    “I want to use art as a field where I can explore parallel scenarios.” Dora Budor makes complex sculptures and interactive installations inspired by cinematic metaverse and scientific research. Join us as we visit the young Croatian artist in her studio.

  • Ian Cheng

    A Portal to Infinity

    Watch Ian Cheng, a rising star on the art scene, talk about his trilogy of animated live simulation works – ‘Emissaries’ – which work like a never-ending video game in real time: “It was a process that was on-going as life is on-going.”

  • Yona Friedman

    Advice to the Young

    What piece of advice would a renowned 94-year-old architect offer young architects? Find out in this short video, where Yona Friedman argues that architects must always adapt to the context and work for the average user.

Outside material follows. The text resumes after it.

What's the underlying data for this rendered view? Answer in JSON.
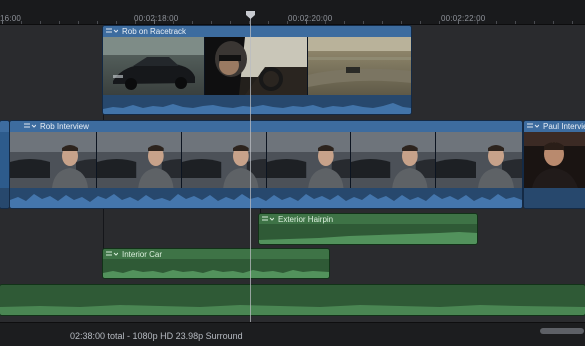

  • Jan Gehl

    How to Build a Good City

    “We now know that first, we form the cities, but then the cities form us.” Meet the 81-year-old Danish architect Jan Gehl, who for more than fifty years has focused on improving the quality of urban life by helping people “re-conquer the city.”

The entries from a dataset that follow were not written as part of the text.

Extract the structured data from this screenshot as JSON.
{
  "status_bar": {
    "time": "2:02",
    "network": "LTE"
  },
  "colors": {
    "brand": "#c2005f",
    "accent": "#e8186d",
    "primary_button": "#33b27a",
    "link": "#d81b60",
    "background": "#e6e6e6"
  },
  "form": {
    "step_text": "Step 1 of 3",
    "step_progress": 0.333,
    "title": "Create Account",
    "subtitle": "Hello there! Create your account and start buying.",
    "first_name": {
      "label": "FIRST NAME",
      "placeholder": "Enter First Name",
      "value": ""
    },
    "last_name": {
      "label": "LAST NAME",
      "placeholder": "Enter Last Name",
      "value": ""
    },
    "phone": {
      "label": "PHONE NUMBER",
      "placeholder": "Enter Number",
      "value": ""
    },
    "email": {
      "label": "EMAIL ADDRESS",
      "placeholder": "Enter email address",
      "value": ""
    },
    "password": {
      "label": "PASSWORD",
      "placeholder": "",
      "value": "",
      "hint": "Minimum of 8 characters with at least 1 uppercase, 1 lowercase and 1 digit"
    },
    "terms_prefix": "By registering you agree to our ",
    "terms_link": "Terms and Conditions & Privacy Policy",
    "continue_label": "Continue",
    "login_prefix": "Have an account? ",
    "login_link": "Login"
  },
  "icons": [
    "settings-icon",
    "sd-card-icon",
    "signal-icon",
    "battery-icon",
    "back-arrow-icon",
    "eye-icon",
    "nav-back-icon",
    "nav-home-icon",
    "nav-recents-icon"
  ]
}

  • Marina Abramović & Ulay

    A Living Door of the Museum

    Standing naked in the main entrance of a museum, facing each other while the audience passes sideways through the small space. Legendary performance artists Marina Abramović and Ulay share the story behind their poetic work ‘Imponderabilia’.

  • Bill Viola

    Cameras are Soul Keepers

    When video artist Bill Viola was 6 years old he fell into a lake, all the way to the bottom, to a place which seemed like paradise. "There's more than just the surface of life." Viola explains. "The real things are under the surface".

  • Wang Shu

    Architecture is a Job for God

    The Chinese architect Wang Shu’s buildings – a crossover between traditional Chinese culture and large-scale modern architecture – have earned him prestigious awards. “Democracy means a really diverse society,” says the architect in this inspiring interview.

  • Margrethe Odgaard

    Colour Diary of New York

    Becoming more aware of your surroundings can “open a new dimension inside as well as outside yourself.” Meet award-winning Danish designer Margrethe Odgaard who has trained herself to register the world through colours.

  • Nick Cave

    The World is my Skin

    Have you ever wished that you could put on a suit which would open up the imagination and take you to the world of your dreams? In this video artist Nick Cave presents his wearable sculptures, the 'Soundsuits', made from discarded everyday materials.